By Andrew Liszewski
I’ve got nothing against the concept of sequels, sometimes it’s nice to have a new adventure with familiar characters and locales. But when it comes to video games, I prefer titles that provide an altogether new experience. Like say, the experience of being a jockey riding a nearly unsteerable rocket while careening around a gladiator style arena. It might sound far-fetched, but that’s exactly what a game called Rocket Jockey provided. Whether you were simply racing to the finish in the ‘Rocket Race’ mode, enjoying a little deathmatch action in the ‘Rocket War’ mode or attempting to score a goal, or prevent others from doing so, in the ‘Rocket Ball’ mode. (My personal favorite.)
But obviously riding a rocket around an arena while crashing into walls can only provide so much fun. And that’s why the rockets in Rocket Jockey featured grappling cables that could be used to temporarily tether your missile to a wall, pole or other objects in order to ‘steer’ it around the course. It was a very unique experience, but thanks to solid gameplay mechanics, it actually worked very well.
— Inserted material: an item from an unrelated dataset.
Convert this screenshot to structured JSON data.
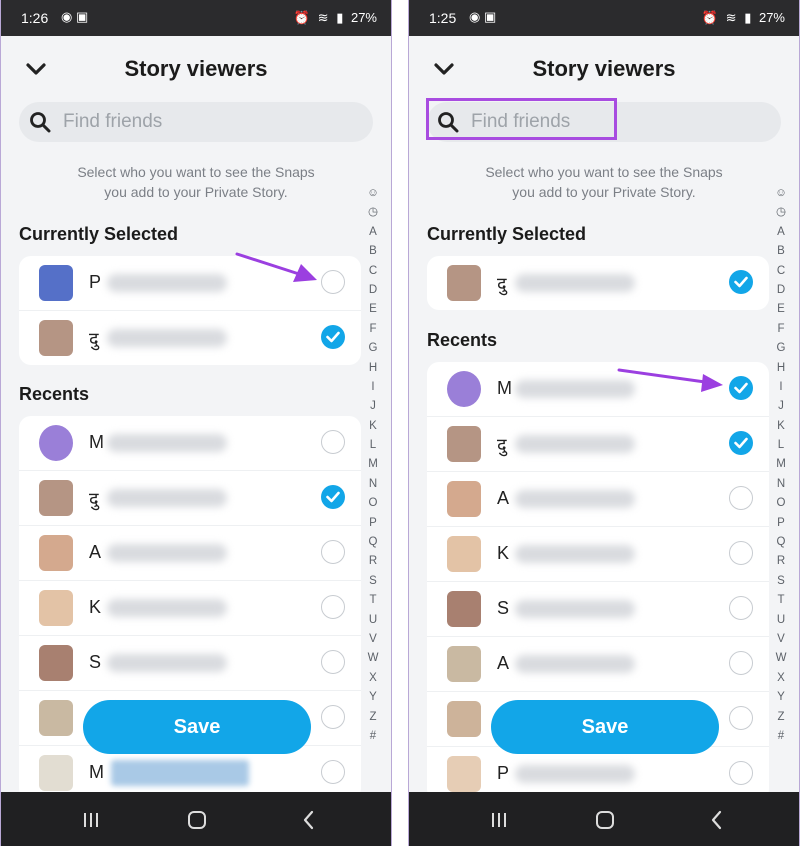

But the grappling cables could also be used to latch onto other rockets in order to pull them off course, giant balls which you had to maneuver into a goal for points, or even other jockeys who were unfortunate enough to fall off their ride.
Unfortunately Rocket Jockey had its issues which prevented it from becoming a truly classic title (and dare I say, spawning a sequel) like promised multiplayer that only arrived via a patch months after the title was released, and steep system requirements (yep, those were cutting-edge graphics at one point.) But the fact that there have been several grassroots efforts to remake the game with the Unreal Tournament or Quake engines over the years proves the game has been sorely missed by a lot of us.